Page and application data records:

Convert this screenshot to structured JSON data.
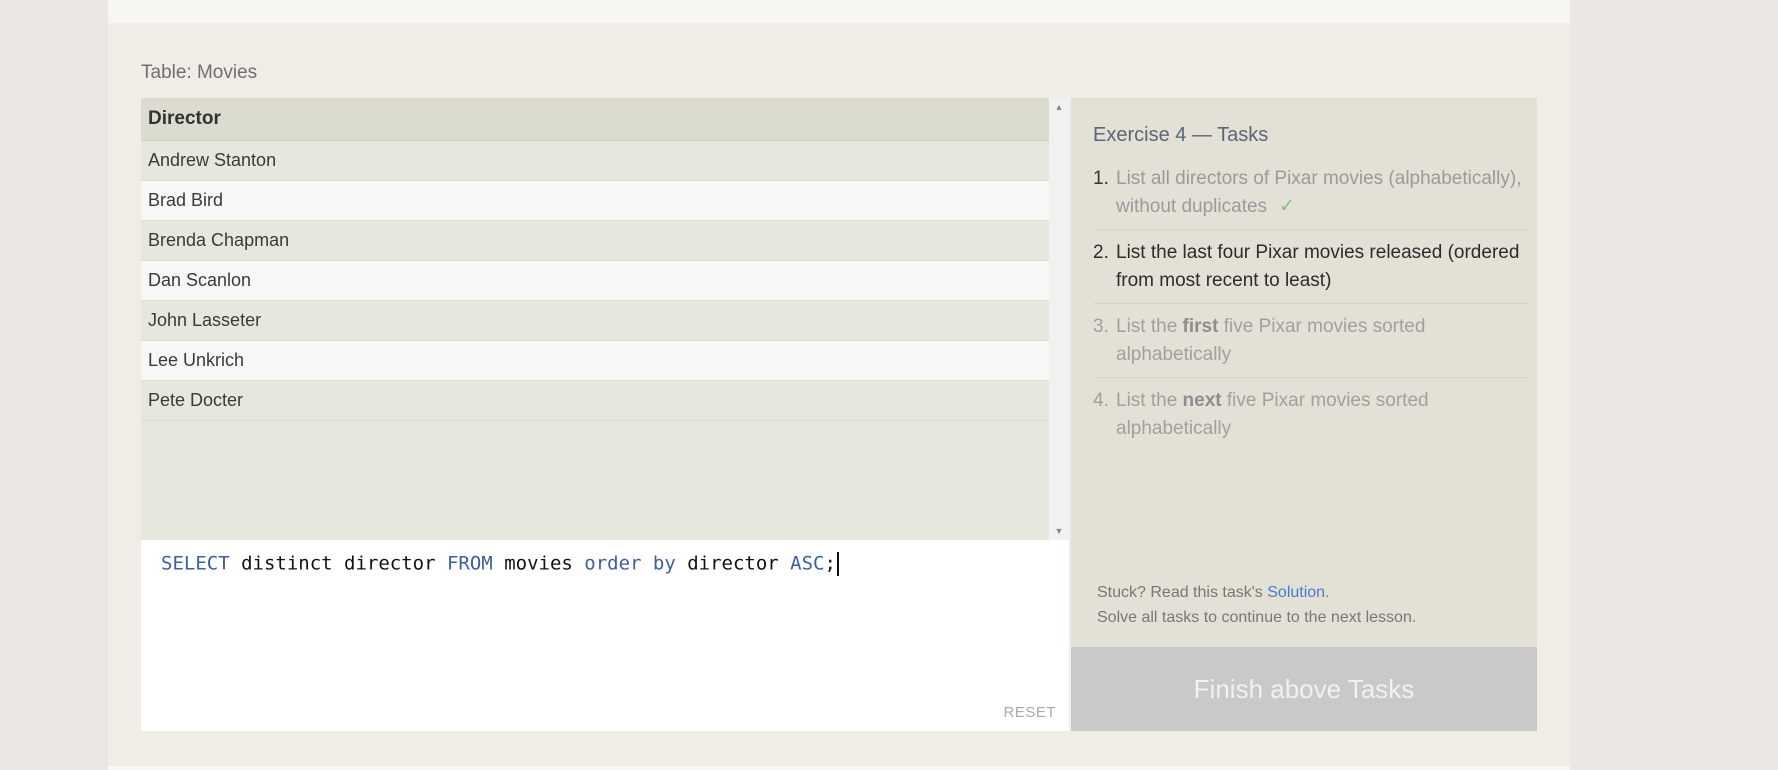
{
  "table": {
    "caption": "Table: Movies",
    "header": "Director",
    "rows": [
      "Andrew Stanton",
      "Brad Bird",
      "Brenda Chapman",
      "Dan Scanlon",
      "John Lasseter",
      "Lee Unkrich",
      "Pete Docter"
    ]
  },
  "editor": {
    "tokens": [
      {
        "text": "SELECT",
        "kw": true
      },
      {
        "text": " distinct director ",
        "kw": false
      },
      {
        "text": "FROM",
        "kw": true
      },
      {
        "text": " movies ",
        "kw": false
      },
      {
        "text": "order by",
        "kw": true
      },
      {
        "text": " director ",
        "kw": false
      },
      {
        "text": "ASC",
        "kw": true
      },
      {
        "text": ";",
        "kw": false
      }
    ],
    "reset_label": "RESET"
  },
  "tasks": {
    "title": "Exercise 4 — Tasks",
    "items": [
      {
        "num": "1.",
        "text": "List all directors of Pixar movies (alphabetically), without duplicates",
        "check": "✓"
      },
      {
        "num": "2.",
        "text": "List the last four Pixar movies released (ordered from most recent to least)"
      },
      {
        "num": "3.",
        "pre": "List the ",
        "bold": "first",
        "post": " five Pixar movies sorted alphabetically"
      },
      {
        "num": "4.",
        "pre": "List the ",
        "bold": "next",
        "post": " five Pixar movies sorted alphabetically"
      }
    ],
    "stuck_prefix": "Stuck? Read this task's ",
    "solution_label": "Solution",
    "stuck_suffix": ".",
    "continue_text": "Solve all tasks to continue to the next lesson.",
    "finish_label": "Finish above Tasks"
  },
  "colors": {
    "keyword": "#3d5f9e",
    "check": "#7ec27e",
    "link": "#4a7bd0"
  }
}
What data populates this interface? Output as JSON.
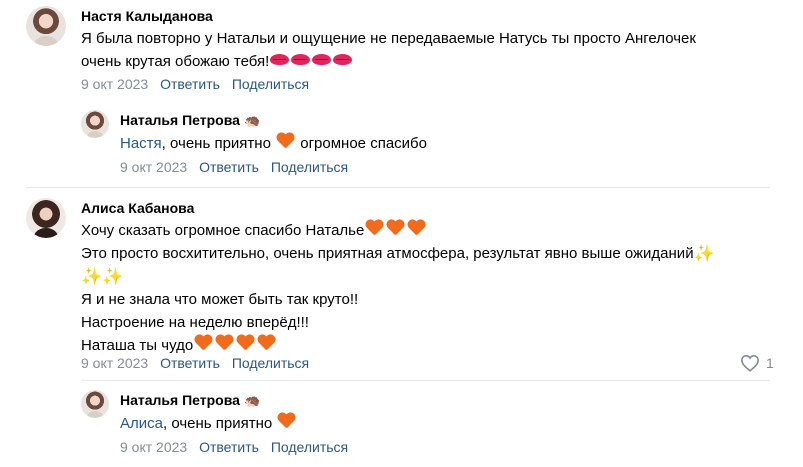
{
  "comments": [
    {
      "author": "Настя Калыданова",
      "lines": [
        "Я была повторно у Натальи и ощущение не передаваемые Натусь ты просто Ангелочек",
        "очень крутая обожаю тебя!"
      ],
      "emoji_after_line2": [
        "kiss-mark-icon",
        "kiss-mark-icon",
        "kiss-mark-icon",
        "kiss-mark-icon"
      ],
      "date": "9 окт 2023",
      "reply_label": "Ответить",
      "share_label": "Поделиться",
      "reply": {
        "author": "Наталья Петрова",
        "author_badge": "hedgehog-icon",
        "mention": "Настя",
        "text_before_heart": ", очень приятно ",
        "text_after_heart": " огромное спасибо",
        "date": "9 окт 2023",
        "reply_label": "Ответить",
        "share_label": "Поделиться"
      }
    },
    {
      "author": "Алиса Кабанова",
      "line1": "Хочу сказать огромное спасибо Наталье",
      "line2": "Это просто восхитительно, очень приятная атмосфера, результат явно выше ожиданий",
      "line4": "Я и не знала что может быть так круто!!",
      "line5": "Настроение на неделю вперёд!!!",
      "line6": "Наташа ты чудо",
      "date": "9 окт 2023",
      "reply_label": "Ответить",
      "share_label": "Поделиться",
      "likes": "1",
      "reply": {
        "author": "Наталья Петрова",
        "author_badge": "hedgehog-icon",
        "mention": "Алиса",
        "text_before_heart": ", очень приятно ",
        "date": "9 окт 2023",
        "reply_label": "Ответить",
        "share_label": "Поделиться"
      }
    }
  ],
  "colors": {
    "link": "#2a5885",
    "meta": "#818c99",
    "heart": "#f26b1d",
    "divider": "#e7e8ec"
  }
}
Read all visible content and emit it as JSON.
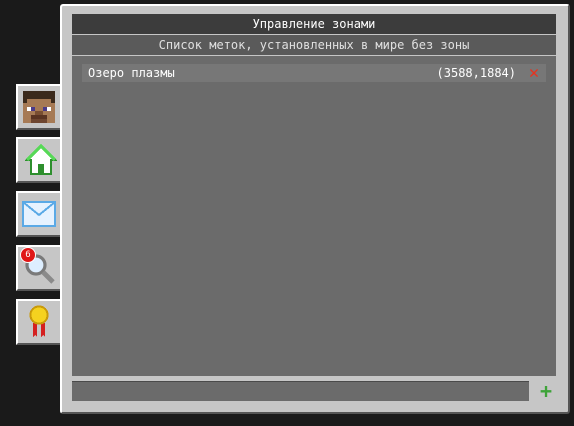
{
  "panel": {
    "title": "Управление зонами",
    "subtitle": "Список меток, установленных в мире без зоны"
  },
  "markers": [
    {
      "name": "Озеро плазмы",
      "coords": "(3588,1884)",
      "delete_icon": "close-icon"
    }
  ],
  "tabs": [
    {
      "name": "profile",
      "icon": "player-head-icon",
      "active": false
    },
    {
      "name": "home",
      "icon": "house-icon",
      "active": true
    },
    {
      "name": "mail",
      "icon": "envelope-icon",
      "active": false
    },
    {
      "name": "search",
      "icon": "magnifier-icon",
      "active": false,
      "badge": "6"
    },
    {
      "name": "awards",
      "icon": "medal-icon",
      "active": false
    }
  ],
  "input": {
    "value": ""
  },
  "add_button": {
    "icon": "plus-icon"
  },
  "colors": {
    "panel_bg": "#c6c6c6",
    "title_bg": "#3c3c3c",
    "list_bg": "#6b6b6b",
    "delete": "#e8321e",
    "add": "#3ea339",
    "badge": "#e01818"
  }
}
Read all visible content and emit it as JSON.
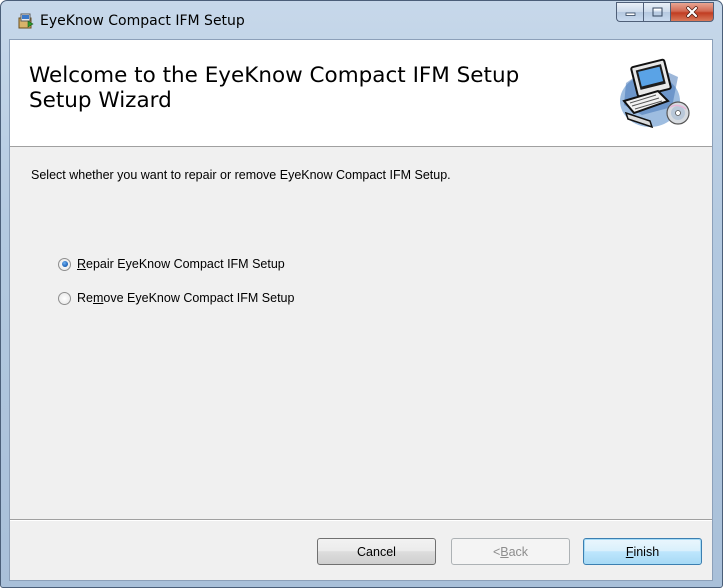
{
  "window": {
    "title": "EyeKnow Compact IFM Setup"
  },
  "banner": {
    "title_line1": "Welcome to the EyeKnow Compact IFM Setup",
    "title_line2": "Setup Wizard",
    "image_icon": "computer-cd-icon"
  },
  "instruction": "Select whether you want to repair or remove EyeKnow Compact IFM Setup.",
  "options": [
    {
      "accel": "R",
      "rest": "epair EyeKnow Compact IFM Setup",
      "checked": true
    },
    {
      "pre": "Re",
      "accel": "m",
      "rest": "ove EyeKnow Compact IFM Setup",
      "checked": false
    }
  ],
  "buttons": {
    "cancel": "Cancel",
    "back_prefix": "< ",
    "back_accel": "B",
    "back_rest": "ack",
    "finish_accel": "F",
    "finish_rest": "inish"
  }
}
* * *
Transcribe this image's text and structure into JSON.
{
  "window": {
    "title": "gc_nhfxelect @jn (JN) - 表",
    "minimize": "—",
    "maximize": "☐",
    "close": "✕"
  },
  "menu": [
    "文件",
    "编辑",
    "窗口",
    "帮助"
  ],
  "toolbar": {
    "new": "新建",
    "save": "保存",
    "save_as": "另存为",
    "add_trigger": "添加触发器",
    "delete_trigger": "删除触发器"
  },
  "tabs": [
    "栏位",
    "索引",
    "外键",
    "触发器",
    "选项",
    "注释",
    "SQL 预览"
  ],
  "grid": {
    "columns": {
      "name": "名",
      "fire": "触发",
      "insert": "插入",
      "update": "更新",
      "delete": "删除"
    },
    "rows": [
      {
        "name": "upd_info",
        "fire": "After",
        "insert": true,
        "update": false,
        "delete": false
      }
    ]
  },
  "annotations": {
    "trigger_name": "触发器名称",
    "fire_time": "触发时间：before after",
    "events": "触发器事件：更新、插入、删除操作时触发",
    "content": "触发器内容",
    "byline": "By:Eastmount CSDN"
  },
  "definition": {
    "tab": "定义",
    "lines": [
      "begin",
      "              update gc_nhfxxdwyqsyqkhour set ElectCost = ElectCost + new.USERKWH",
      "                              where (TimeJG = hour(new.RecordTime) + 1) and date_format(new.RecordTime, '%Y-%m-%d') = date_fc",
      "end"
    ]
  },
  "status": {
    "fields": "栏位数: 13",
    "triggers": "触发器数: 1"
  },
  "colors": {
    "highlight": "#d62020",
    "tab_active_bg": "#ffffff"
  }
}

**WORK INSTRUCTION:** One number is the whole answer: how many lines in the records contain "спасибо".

**SOLUTION FOR THIS TASK:** 2